Apparently in WaPo land, if Romney and Bain invest in a company that a) has overseas operations or b) expands overseas operations or c) is purchased by a company that previous[ly] moved manufacturing operations overseas, it somehow means Romn[a]y and Bain were stealing jobs from America.But the truth doesn't matter as long as the Obama administration got their talking point. They'll be quoting the false conclusions of this report for the rest of the campaign. And even the Post fact checker ignores the mistakes that their own reporters have made when criticizing the Obama campaign for false ads on this very same issue.
Alas for Democrats, Missouri is no longer a swing state.
Hmm. Political scientists are remarkably weak in being able to predict the future.

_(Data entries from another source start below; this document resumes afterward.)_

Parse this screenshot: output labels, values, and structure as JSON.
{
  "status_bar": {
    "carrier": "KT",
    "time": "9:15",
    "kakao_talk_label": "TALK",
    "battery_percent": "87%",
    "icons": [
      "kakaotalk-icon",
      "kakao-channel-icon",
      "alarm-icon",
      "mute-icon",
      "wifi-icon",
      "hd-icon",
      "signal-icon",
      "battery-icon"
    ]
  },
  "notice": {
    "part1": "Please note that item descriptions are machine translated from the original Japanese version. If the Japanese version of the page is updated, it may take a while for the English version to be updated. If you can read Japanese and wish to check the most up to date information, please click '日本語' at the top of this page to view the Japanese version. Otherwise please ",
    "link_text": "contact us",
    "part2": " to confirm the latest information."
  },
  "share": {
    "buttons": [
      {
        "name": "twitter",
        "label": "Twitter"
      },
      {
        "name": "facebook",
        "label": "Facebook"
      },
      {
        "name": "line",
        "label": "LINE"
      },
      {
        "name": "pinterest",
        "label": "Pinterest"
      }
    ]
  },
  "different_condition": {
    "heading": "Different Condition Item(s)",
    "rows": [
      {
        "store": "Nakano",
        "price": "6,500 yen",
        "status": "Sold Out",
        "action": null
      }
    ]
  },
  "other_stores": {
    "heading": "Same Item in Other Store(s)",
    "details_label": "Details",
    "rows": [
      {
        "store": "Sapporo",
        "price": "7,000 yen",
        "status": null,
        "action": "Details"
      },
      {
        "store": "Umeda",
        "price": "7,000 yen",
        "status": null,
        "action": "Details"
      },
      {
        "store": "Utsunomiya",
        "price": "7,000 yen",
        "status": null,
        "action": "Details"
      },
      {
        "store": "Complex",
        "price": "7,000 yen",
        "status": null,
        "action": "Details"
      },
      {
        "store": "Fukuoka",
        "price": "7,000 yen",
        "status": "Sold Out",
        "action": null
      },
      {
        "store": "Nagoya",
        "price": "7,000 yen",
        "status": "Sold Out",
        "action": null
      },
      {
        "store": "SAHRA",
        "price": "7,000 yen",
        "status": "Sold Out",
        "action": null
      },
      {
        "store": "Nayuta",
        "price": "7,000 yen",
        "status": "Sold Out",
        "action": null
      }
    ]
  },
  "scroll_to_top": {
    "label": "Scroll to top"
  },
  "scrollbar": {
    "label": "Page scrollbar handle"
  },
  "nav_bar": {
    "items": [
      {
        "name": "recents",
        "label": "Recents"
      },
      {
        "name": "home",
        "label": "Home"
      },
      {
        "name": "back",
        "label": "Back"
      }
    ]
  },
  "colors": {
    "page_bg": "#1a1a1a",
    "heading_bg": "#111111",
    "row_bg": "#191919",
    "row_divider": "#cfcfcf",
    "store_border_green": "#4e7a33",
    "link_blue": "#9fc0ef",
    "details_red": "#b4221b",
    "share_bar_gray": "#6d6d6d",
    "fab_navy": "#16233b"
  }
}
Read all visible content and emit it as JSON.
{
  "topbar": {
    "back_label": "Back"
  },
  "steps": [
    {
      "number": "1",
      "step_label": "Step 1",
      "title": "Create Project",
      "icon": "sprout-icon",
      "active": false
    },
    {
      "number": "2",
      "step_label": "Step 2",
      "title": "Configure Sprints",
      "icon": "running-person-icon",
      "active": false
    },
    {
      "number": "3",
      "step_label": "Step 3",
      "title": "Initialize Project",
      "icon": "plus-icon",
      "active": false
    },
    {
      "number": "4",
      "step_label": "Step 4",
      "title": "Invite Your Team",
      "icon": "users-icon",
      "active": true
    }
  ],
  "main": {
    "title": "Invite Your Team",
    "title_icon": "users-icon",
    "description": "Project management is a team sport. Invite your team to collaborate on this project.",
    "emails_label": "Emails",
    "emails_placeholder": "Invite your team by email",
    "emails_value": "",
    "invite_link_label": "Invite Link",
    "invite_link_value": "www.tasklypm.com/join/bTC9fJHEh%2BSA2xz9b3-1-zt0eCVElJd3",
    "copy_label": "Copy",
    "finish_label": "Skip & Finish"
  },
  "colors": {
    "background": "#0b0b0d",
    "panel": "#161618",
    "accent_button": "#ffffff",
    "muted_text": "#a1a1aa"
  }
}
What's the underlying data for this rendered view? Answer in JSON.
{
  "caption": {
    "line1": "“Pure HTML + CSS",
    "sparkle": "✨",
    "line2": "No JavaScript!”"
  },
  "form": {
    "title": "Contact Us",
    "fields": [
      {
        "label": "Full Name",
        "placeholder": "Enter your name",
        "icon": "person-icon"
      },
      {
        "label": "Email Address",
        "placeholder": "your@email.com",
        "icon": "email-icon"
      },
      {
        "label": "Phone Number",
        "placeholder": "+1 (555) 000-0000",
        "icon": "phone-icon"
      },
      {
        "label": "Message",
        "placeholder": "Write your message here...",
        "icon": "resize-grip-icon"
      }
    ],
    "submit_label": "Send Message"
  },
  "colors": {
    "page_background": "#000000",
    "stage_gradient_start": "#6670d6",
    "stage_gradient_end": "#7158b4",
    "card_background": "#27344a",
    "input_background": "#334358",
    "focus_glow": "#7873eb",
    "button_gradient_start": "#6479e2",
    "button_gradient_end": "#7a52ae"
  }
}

Remember that as you see them being interviewed all throughout the campaign.
Ross Douhat explains how the hypocrisy of Democrats now defending Obama for doing exactly that for which they excoriated Bush is yet another argument for the brilliance of our constitutional system.
John Fund analyzes the Court's decision last week on SEIU funding for political arguments and notes that even a liberal scholar thinks that the Court is ready to revisit the whole idea of agency shops for public-sector unions in which employees must either join the union or pay fees to cover collective bargaining costs.
So what is Obama spending his campaign money on if it hasn't resulted in movement in his poll numbers?
What makes charter schools successful? Freedom and accountability.
Why is it classified information to find out aggregate information on what food stamps are being spent on?
Do you remember how the media spun images of Gerald Ford or Bob Dole stumbling? It was always seen as a metaphor for a failed and flailing campaign. With Obama, not so. Sometimes a stumble is just a stumble, but not when it's Republicans who are falling.
Jonathan Adler explains how the Roberts court is restrained and deferential to the political branches rather than an ideologically conservative court. It's an important distinction.
James Capretta explains six principles for market-based reform of health care.
Does it matter that Barack Obama fictionalized much of his autobiography? Do we really want a fabulist as president?
Jackson Diehl explains how Obama's waffling has weakened the United States' position in the Middle East.
Here's Obama's pitch for reelection: "Elect me and I’ll spend the political capital of my second term fixing the unpopular, unconstitutional health care law that I wasted the political capital of my first term pushing through. Then I’ll get to the issues that you care about with whatever diminished political capital I have left."
Some are portraying this week's Supreme Court decisions as the most momentous of Obama's reelection campaign. So how is he spending the time? Fundraising, of course.